Real estate owned properties, or REO properties, are houses that have been seized by banks or other lenders from people who are unable to pay their mortgages. When lenders offer mortgage loans, they see them as an investment, because they will earn money from the interest on the loan. So to salvage their investment, banks foreclose on homes with unpaid mortgages and sell the properties at foreclosure auctions. If a home doesn’t sell at auction, it becomes an REO property.
Why foreclosure auctions don’t always work
Many foreclosure auctions fail to bring in any bids. Banks or other mortgage lenders do not set foreclosure prices according to the home’s market value. The lenders try to cover their losses and fees. The foreclosure minimum bid price usually includes the balance of the unpaid mortgage loan, interest owed, attorney’s fees, and costs generated by the foreclosure process. Especially in a soft real estate market, the asking price could tower above market value. Hence, a bank can easily end up with a real estate owned property that they still need to sell.
When foreclosures become REO properties

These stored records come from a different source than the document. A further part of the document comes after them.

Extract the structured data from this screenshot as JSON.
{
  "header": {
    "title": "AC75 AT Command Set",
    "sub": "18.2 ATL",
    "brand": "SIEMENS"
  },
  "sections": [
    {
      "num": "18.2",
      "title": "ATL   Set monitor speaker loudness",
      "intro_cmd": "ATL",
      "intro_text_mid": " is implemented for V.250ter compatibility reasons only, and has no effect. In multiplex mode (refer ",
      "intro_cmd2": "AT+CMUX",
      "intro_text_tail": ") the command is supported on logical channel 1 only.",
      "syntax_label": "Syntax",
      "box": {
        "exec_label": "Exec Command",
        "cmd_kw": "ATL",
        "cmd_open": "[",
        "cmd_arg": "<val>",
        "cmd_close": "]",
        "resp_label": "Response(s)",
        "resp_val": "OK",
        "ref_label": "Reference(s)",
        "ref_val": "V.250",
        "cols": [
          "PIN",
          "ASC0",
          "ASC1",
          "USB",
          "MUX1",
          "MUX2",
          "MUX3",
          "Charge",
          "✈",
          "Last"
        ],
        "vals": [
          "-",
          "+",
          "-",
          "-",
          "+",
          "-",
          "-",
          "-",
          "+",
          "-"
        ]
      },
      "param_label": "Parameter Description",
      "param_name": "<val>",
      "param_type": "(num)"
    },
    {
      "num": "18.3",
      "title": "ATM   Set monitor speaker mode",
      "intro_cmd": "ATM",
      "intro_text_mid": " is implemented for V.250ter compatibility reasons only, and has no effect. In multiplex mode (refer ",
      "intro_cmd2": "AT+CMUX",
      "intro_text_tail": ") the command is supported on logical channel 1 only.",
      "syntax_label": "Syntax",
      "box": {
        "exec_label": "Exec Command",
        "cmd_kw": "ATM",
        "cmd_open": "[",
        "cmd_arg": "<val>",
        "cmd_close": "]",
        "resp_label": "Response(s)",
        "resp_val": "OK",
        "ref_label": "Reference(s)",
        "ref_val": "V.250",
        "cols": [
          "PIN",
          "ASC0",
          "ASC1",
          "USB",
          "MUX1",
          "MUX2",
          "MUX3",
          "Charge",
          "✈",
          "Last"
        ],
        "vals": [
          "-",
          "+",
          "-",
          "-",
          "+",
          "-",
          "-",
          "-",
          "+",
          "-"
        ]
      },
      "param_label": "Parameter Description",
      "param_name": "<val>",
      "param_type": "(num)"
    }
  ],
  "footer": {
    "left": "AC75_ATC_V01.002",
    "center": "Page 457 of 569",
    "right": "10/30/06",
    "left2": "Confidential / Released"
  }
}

Once a property becomes an REO, the lender will prepare the house for sale, including removing the occupants, clearing liens on the property, and determining a price. Generally, lenders do not do any upgrades or repair work on REO listings, which are sold “as is.”